- Walking up out of the subway once we had arrived in central Sofia, we were floored by the site that greeted us. We were in the middle of a large, clean, modern park. There were mountains visible from the background. People were out in droves running, playing with their pets or kids. There was the start of a large pedestrian street at the end of the park lined with small shops and restaurants. It definitely did not look like a run-down, developing, post-communist era place some might think of when you picture eastern European countries like Bulgaria. I was extremely impressed. While the buildings and architecture were a bit older and dated looking in places, we found the whole city to be incredibly clean, and warm, and inviting. I was almost embarrassed for arriving with the lower expectations than I did. This city makes quite an amazing impression!
- While making our way down the mountain, Katie and I stopped at one of the higher lakes (number six, if I remember correctly) and decided to have a competition to see who could keep their feet in to the water the longest.
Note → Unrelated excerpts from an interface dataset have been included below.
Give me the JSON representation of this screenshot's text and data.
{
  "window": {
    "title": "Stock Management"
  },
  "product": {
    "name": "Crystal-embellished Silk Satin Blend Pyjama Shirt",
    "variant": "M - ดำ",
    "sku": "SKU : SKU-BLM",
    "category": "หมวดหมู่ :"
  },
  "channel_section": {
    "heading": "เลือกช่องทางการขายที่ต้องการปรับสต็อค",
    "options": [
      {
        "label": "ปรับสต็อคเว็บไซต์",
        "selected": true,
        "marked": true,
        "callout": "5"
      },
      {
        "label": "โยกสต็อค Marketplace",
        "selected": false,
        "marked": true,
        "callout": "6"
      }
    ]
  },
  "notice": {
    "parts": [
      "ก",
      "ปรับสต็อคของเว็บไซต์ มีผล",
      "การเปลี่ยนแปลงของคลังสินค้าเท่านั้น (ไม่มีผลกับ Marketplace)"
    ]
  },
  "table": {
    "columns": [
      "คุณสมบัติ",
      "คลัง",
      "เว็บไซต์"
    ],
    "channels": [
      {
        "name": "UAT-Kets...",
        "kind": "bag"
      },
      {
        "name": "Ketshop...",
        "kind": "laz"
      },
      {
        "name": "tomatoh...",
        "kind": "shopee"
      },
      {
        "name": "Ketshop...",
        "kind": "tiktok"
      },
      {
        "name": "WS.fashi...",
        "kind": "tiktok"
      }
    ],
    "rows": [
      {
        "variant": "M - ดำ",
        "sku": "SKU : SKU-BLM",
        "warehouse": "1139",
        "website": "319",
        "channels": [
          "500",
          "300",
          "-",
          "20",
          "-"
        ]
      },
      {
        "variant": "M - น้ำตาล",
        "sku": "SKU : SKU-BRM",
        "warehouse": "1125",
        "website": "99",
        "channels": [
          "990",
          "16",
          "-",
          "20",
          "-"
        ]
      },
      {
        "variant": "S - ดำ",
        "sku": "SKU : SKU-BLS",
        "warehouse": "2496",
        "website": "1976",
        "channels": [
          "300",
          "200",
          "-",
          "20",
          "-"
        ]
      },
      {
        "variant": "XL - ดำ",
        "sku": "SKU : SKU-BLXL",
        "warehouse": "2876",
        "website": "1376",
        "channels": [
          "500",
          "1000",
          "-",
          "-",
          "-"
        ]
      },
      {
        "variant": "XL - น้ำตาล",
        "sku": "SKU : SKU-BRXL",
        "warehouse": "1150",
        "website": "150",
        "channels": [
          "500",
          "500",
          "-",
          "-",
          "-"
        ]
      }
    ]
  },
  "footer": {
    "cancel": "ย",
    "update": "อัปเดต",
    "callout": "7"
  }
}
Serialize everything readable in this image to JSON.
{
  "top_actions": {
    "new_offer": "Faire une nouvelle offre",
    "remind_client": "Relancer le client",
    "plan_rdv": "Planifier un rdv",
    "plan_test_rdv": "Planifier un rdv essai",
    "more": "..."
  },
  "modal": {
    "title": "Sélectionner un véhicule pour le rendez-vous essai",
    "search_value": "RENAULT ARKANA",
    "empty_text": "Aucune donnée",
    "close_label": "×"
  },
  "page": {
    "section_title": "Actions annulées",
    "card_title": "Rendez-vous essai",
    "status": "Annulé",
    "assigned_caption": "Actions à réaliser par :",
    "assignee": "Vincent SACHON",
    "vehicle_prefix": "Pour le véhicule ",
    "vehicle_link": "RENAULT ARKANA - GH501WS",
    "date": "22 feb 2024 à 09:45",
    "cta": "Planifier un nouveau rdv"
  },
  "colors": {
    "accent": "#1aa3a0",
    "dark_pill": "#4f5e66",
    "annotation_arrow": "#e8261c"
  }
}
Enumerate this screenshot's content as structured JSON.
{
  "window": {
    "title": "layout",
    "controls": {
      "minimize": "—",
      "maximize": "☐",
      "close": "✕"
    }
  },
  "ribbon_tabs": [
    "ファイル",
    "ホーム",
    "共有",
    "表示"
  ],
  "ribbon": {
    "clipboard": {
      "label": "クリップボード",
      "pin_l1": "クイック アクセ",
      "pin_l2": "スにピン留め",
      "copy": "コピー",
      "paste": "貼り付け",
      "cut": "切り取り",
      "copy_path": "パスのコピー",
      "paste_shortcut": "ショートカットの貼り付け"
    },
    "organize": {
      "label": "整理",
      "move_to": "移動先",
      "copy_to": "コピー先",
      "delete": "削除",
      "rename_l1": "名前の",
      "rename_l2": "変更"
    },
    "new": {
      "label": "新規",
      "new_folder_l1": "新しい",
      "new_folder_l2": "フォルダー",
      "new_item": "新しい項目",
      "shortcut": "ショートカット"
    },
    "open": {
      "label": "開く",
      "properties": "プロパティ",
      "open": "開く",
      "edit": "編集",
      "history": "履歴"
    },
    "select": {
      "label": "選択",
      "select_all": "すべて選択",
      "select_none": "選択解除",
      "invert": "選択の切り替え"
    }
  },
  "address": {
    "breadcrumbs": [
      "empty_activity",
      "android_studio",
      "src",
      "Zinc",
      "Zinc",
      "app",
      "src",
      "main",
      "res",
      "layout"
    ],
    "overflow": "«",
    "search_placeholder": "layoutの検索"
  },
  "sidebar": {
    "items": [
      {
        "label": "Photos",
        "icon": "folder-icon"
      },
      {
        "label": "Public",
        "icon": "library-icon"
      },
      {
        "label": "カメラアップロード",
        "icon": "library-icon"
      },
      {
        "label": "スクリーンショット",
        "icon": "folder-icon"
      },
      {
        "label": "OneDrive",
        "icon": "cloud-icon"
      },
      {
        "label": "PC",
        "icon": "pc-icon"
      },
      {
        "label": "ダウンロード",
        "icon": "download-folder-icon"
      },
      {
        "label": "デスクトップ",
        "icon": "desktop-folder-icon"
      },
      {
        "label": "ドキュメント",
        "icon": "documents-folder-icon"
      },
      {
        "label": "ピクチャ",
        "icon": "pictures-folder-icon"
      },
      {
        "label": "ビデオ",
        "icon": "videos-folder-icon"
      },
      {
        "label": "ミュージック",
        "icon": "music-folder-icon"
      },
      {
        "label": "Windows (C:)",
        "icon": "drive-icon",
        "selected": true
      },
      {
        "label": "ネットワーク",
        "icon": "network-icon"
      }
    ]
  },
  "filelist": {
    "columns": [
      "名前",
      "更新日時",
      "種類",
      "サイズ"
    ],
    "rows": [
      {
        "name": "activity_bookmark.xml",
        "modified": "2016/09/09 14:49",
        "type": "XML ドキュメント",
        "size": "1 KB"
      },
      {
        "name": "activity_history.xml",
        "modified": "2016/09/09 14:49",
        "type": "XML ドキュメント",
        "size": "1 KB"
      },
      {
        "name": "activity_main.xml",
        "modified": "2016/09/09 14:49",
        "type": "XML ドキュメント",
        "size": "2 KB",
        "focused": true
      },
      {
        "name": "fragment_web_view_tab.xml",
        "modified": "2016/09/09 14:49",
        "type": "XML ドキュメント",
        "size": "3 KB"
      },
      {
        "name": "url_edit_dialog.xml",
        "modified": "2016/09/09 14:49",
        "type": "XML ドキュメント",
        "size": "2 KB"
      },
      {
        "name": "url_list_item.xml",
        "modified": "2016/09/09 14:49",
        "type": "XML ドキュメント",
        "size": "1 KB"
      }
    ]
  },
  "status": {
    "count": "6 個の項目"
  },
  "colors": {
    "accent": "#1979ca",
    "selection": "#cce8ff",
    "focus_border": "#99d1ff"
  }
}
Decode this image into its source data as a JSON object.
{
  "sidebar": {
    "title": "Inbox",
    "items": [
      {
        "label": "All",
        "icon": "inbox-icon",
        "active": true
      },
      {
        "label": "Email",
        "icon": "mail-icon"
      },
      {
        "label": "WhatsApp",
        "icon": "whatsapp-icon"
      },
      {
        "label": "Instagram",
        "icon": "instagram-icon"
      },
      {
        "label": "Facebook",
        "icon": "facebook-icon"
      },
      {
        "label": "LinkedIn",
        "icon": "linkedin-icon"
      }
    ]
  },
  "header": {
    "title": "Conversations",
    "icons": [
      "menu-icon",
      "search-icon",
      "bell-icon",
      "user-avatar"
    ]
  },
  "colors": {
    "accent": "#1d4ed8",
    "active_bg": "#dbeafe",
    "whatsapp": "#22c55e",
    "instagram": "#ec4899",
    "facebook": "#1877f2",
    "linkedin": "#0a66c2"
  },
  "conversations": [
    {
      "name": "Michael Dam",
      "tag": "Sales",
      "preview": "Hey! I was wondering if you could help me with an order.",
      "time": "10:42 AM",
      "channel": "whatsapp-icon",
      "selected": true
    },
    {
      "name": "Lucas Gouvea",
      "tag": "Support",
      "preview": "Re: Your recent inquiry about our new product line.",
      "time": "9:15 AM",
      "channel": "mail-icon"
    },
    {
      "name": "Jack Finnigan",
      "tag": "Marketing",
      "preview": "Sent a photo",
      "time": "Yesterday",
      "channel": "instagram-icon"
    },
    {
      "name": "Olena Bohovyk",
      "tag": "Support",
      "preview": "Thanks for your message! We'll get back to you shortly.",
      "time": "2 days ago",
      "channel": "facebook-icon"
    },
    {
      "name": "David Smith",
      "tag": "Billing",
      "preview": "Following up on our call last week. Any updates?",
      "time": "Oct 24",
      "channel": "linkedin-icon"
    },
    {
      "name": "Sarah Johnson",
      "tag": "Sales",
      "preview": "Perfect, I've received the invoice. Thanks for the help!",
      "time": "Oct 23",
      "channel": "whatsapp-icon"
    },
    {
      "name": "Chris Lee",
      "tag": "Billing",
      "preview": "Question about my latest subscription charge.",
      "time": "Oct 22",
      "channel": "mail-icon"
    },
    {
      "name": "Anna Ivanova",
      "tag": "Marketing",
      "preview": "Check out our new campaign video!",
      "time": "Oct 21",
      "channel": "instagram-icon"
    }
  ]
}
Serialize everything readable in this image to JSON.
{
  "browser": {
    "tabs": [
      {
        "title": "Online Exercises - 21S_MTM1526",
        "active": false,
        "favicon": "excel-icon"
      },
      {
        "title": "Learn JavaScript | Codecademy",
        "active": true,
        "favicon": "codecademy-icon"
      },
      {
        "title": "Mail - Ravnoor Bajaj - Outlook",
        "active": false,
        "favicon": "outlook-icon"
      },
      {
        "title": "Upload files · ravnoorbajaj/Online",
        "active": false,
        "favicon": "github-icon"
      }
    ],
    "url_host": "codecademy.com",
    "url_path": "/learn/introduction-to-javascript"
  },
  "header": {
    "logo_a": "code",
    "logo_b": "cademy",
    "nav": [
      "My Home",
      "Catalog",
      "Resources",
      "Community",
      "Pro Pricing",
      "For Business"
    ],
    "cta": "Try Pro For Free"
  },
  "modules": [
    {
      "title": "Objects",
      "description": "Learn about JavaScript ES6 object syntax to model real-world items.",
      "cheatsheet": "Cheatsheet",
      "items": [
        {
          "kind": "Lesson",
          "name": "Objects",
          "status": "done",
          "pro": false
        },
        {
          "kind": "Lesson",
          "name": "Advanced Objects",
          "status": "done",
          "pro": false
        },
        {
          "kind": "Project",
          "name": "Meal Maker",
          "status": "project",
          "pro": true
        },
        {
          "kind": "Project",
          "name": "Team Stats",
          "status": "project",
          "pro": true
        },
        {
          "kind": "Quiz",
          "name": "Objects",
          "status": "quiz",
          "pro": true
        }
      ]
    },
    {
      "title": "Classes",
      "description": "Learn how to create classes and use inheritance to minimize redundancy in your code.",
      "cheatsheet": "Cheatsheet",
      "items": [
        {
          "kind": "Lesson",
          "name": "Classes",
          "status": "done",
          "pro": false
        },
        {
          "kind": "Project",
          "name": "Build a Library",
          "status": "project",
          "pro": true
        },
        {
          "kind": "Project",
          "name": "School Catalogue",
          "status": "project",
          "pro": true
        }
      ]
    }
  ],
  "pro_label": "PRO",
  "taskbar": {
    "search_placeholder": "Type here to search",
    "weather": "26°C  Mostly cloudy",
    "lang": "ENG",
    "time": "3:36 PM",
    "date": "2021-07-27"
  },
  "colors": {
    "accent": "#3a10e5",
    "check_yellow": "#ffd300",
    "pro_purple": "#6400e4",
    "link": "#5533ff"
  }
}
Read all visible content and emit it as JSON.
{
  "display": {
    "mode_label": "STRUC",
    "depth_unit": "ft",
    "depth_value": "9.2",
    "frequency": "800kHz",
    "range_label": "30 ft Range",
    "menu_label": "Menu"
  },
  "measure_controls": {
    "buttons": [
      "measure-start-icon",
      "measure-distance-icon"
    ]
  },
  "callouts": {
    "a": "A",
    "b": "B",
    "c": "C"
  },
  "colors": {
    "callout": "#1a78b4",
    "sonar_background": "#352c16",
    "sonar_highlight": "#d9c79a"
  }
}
The water was just slightly above freezing, even this time of year, but neither Katie no I wanted to lose. We sat there for fifteen or twenty minutes (as the boys dozed on the shore) before I finally conceded my defeat. In retrospect, that dip probably helped my feet from feeling too sore from the hike the next day. Bonus!
- Katie and I had a lot of bonding time this trip as the sickness that passed through the group caused the boys to hunker down in each of their respective rooms (or sick caves, as we called them) and watch movies or surf the internet for large portions of the day. So, what were we to do with our time? Drink wine! We found a new favorite wine brand at the grocery store that cost 75 U.S. cents each. This led to the consumption of 15 bottles over the course of seven days. Whoops…..